Goal of the exercise — Repeat the records below in their entirety, exactly.
Data to use Block Start
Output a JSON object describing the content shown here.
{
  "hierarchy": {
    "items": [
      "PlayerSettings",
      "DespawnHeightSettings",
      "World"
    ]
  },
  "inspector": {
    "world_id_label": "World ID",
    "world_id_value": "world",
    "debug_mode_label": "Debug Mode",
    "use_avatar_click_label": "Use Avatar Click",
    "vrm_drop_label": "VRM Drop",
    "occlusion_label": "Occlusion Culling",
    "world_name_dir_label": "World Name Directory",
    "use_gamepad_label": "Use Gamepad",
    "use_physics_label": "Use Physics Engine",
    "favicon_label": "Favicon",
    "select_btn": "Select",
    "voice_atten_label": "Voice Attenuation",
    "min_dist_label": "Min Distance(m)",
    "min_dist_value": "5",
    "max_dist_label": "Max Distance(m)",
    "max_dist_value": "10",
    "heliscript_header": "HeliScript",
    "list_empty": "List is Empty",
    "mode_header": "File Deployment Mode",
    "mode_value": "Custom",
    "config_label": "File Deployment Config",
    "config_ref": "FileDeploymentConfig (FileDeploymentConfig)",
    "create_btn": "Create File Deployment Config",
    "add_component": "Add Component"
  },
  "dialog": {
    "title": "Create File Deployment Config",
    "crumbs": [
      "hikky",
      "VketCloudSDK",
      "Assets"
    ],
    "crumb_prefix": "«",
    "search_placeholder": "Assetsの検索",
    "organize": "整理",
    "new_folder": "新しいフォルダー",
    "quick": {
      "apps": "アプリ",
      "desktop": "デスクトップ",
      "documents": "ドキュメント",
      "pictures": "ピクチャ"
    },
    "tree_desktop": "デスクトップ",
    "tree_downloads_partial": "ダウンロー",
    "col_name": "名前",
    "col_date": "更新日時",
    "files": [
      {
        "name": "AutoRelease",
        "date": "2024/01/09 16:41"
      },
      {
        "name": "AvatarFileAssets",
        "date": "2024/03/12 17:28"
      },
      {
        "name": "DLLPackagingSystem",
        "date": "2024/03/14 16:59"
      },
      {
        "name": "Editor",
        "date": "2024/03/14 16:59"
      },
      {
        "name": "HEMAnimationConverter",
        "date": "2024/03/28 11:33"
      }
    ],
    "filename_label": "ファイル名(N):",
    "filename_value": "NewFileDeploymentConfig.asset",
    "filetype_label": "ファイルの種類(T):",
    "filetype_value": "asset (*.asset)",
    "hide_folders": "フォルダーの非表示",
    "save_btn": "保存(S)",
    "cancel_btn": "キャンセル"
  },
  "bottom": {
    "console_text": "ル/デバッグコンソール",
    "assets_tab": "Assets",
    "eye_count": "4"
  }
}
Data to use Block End
Response to the task —
Output a JSON object describing the content shown here.
{
  "hierarchy": {
    "items": [
      "PlayerSettings",
      "DespawnHeightSettings",
      "World"
    ]
  },
  "inspector": {
    "world_id_label": "World ID",
    "world_id_value": "world",
    "debug_mode_label": "Debug Mode",
    "use_avatar_click_label": "Use Avatar Click",
    "vrm_drop_label": "VRM Drop",
    "occlusion_label": "Occlusion Culling",
    "world_name_dir_label": "World Name Directory",
    "use_gamepad_label": "Use Gamepad",
    "use_physics_label": "Use Physics Engine",
    "favicon_label": "Favicon",
    "select_btn": "Select",
    "voice_atten_label": "Voice Attenuation",
    "min_dist_label": "Min Distance(m)",
    "min_dist_value": "5",
    "max_dist_label": "Max Distance(m)",
    "max_dist_value": "10",
    "heliscript_header": "HeliScript",
    "list_empty": "List is Empty",
    "mode_header": "File Deployment Mode",
    "mode_value": "Custom",
    "config_label": "File Deployment Config",
    "config_ref": "FileDeploymentConfig (FileDeploymentConfig)",
    "create_btn": "Create File Deployment Config",
    "add_component": "Add Component"
  },
  "dialog": {
    "title": "Create File Deployment Config",
    "crumbs": [
      "hikky",
      "VketCloudSDK",
      "Assets"
    ],
    "crumb_prefix": "«",
    "search_placeholder": "Assetsの検索",
    "organize": "整理",
    "new_folder": "新しいフォルダー",
    "quick": {
      "apps": "アプリ",
      "desktop": "デスクトップ",
      "documents": "ドキュメント",
      "pictures": "ピクチャ"
    },
    "tree_desktop": "デスクトップ",
    "tree_downloads_partial": "ダウンロー",
    "col_name": "名前",
    "col_date": "更新日時",
    "files": [
      {
        "name": "AutoRelease",
        "date": "2024/01/09 16:41"
      },
      {
        "name": "AvatarFileAssets",
        "date": "2024/03/12 17:28"
      },
      {
        "name": "DLLPackagingSystem",
        "date": "2024/03/14 16:59"
      },
      {
        "name": "Editor",
        "date": "2024/03/14 16:59"
      },
      {
        "name": "HEMAnimationConverter",
        "date": "2024/03/28 11:33"
      }
    ],
    "filename_label": "ファイル名(N):",
    "filename_value": "NewFileDeploymentConfig.asset",
    "filetype_label": "ファイルの種類(T):",
    "filetype_value": "asset (*.asset)",
    "hide_folders": "フォルダーの非表示",
    "save_btn": "保存(S)",
    "cancel_btn": "キャンセル"
  },
  "bottom": {
    "console_text": "ル/デバッグコンソール",
    "assets_tab": "Assets",
    "eye_count": "4"
  }
}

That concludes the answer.